Ask anyone who knows me, and they’ll tell you I develop irrational hatreds of things. The fall of my senior year of high school my hatred (which, side note, is still with me to this day, so at least I’m consistent?) was Taylor Swift. But the peeve du jour is now a phrase bandied about a lot: “Let’s get a meal.”
I know I’m not the first to hear that phrase, and I can’t imagine I’m the first to take pause and wonder whether I’ve just been invited somewhere or subtly insulted. On the face of it, it’s great that so many people want to socialize with so many other people, and it’s so great that there’s a culture where people just casually eat with one another. Plus, I’ve just been invited somewhere! New friends!

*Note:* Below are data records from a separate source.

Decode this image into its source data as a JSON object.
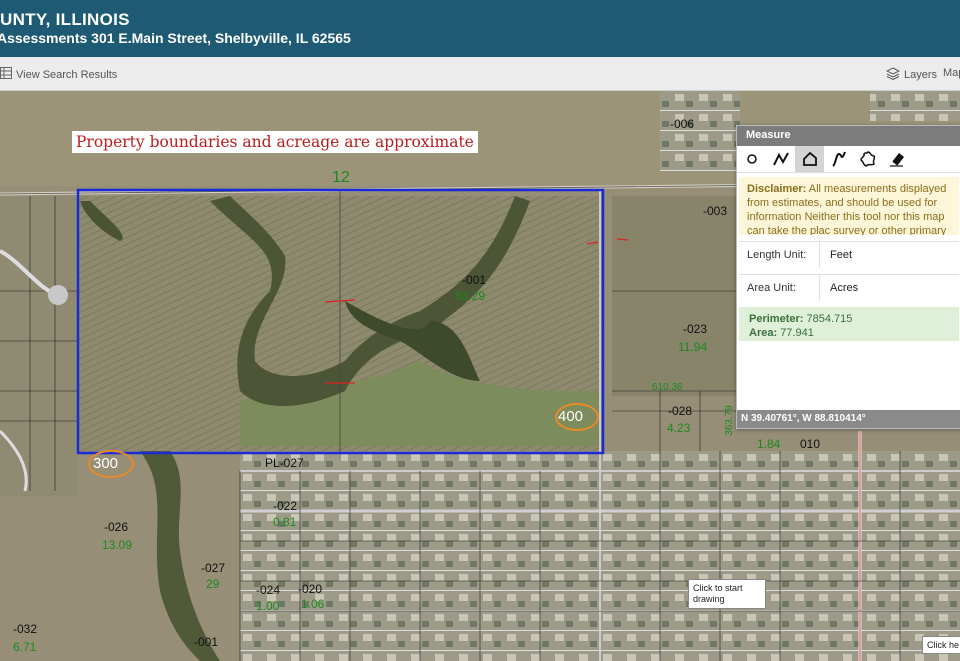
{
  "header": {
    "title": "UNTY, ILLINOIS",
    "subtitle": "Assessments 301 E.Main Street, Shelbyville, IL 62565"
  },
  "toolbar": {
    "view_search_results": "View Search Results",
    "layers": "Layers",
    "maps": "Map",
    "icons": {
      "results": "table-grid-icon",
      "layers": "layers-stack-icon"
    }
  },
  "map": {
    "notice": "Property boundaries and acreage are approximate",
    "road_label": "12",
    "parcels": [
      {
        "id": "-001",
        "acres": "83.29"
      },
      {
        "id": "-003",
        "acres": ""
      },
      {
        "id": "-006",
        "acres": ""
      },
      {
        "id": "-023",
        "acres": "11.94"
      },
      {
        "id": "-028",
        "acres": "4.23"
      },
      {
        "id": "-026",
        "acres": "13.09"
      },
      {
        "id": "-027",
        "acres": "29"
      },
      {
        "id": "-024",
        "acres": "1.00"
      },
      {
        "id": "-020",
        "acres": "1.06"
      },
      {
        "id": "-022",
        "acres": "0.81"
      },
      {
        "id": "-032",
        "acres": "6.71"
      },
      {
        "id": "-001",
        "acres": ""
      },
      {
        "id": "PL-027",
        "acres": ""
      },
      {
        "id": "010",
        "acres": "1.84"
      }
    ],
    "sections": [
      "400",
      "300"
    ],
    "dimension": "610.36",
    "dimension_vertical": "363.79",
    "colors": {
      "boundary": "#1a2bd6",
      "section_circle": "#e98a25",
      "acre_text": "#1d8a1d"
    }
  },
  "measure": {
    "title": "Measure",
    "tools": [
      "circle-icon",
      "polyline-icon",
      "polygon-icon",
      "freehand-line-icon",
      "freehand-polygon-icon",
      "eraser-icon"
    ],
    "disclaimer_label": "Disclaimer:",
    "disclaimer_text": "All measurements displayed from estimates, and should be used for information Neither this tool nor this map can take the plac survey or other primary source documentation",
    "length_unit_label": "Length Unit:",
    "length_unit_value": "Feet",
    "area_unit_label": "Area Unit:",
    "area_unit_value": "Acres",
    "perimeter_label": "Perimeter:",
    "perimeter_value": "7854.715",
    "area_label": "Area:",
    "area_value": "77.941",
    "coordinates": "N 39.40761°, W 88.810414°"
  },
  "tooltips": {
    "start_drawing": "Click to start drawing",
    "click_here": "Click he"
  }
}
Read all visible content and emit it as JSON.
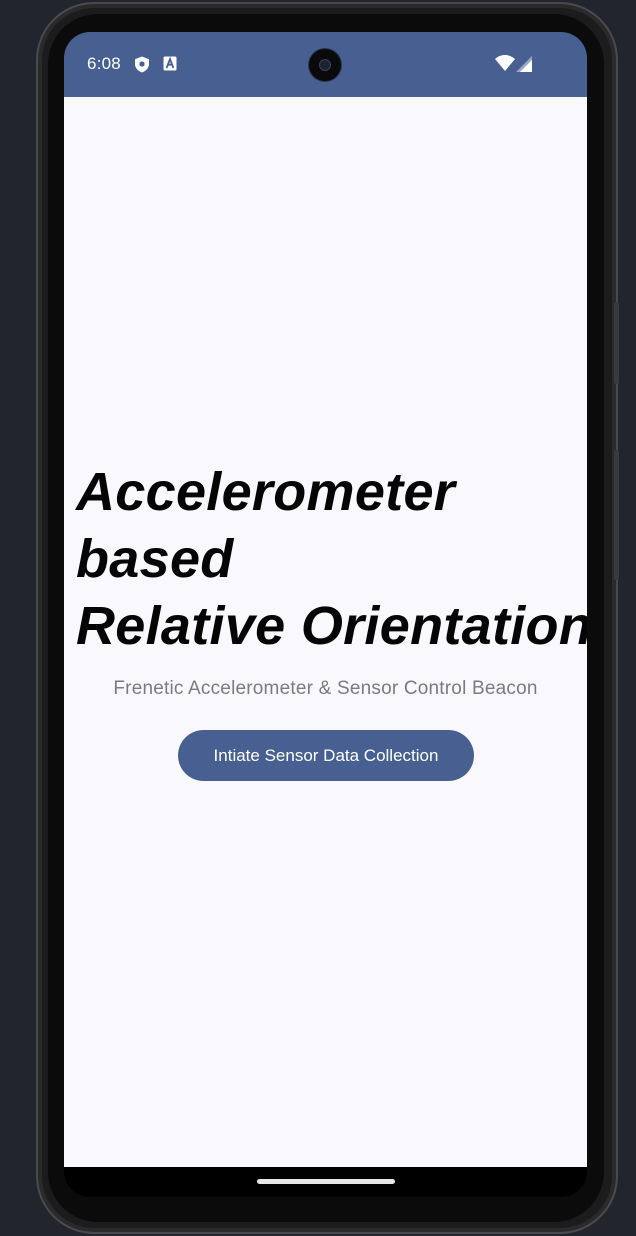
{
  "status_bar": {
    "time": "6:08",
    "left_icons": [
      "shield-icon",
      "font-a-icon"
    ],
    "right_icons": [
      "wifi-icon",
      "signal-icon"
    ],
    "background_color": "#475f91"
  },
  "main": {
    "headline_lines": [
      "Accelerometer",
      "based",
      "Relative Orientation"
    ],
    "subtitle": "Frenetic Accelerometer & Sensor Control Beacon",
    "primary_button_label": "Intiate Sensor Data Collection",
    "background_color": "#f9f9fd",
    "accent_color": "#475f91"
  }
}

Winning.
But take a second to read the subtext of the phrase. Does the person (for greater ease, let’s assume it’s a she) inviting me to some ambiguous meal have my phone number? If the answer is no, and we didn’t exchange numbers, then tell me — how exactly are we going to go about arranging said meal? The offer to get a meal then seems utterly superficial, more about the image of extending an offer than deriving any actual pleasure out of my company.
Something about the exclusively public settings in which this phrase is uttered makes me disbelieve it. Let’s say this person does have my phone number. But if she really does want to get a meal with me, then why hasn’t she just texted me that same question? Logistically speaking, isn’t a text conversation or (gasp) a phone call easier? We’re back to the impression from the first scenario — that this offer is more for the show of it than for any other purpose. It serves as a placation, not as a real invitation.
But I’ll give my mysterious inviter the most genuine motives: Let’s say she sincerely does want to get a meal with me; let’s say she follows through and we grab lunch or some other meal. Then why does the phrase still rankle me?
I think it’s because of the slightly self-satisfied way in which I’ve heard it said so many times. Telling someone that the two of you ought to get a “meal” with no use-by date implies that the person asking is too busy to commit to any actual place or time. Every time I hear that phrase I feel like I’ve just been told, “Let me find room in my GCal for you.” And sure, it’s nice that she wants to find room in her GCal, but I can’t help but think that the offer is more about reminding me of the busy life she leads than anything else.
If the desire to get a meal is real, at best this genuine offer still reduces me to another item on the to-do list of a Yalie’s life: Rather than being a sociable break between Errand A and Errand B, I feel like I’m being scheduled in as Errand C.
This isn’t to say that I don’t ever want to socialize or share meals with people; I’m not an antisocial crank. And maybe I’m simply reading too much into every aspect of this casual phrase. But I also don’t think it would hurt for people to try to rephrase the offer in a way that seems less flippant and more sincere. What if, the next time my fake interlocutor found herself in the same situation, she specified a bit?
Something about “Are you free for lunch this week? I’d love to chat,” feels so much more compelling than “Let’s get a meal.” The simple introduction of some specific meal makes me feel like it is actually the lunch she’s after, rather than a chance to network or remind me of her constant preoccupation. Suddenly, this is a treat again, rather than a chore.
So my two cents to those of you out there who invite new acquaintances or old friends to ambiguous meals is this: Keep doing what you’re doing. Make new friends and keep the old, etc. etc. But if the real aim is to forge new connections, then make sure someone as cynical as me would believe you. Suggest a specific meal; offer a way to follow up on it (like, for starters, your phone number); and please, do us all a favor and try not to sound like you’re doing us a favor. Let lunch be lunch, and maybe we can both actually enjoy it.
Victoria Hall-Palerm is a sophomore in Berkeley College. Contact her at firstname.lastname@example.org .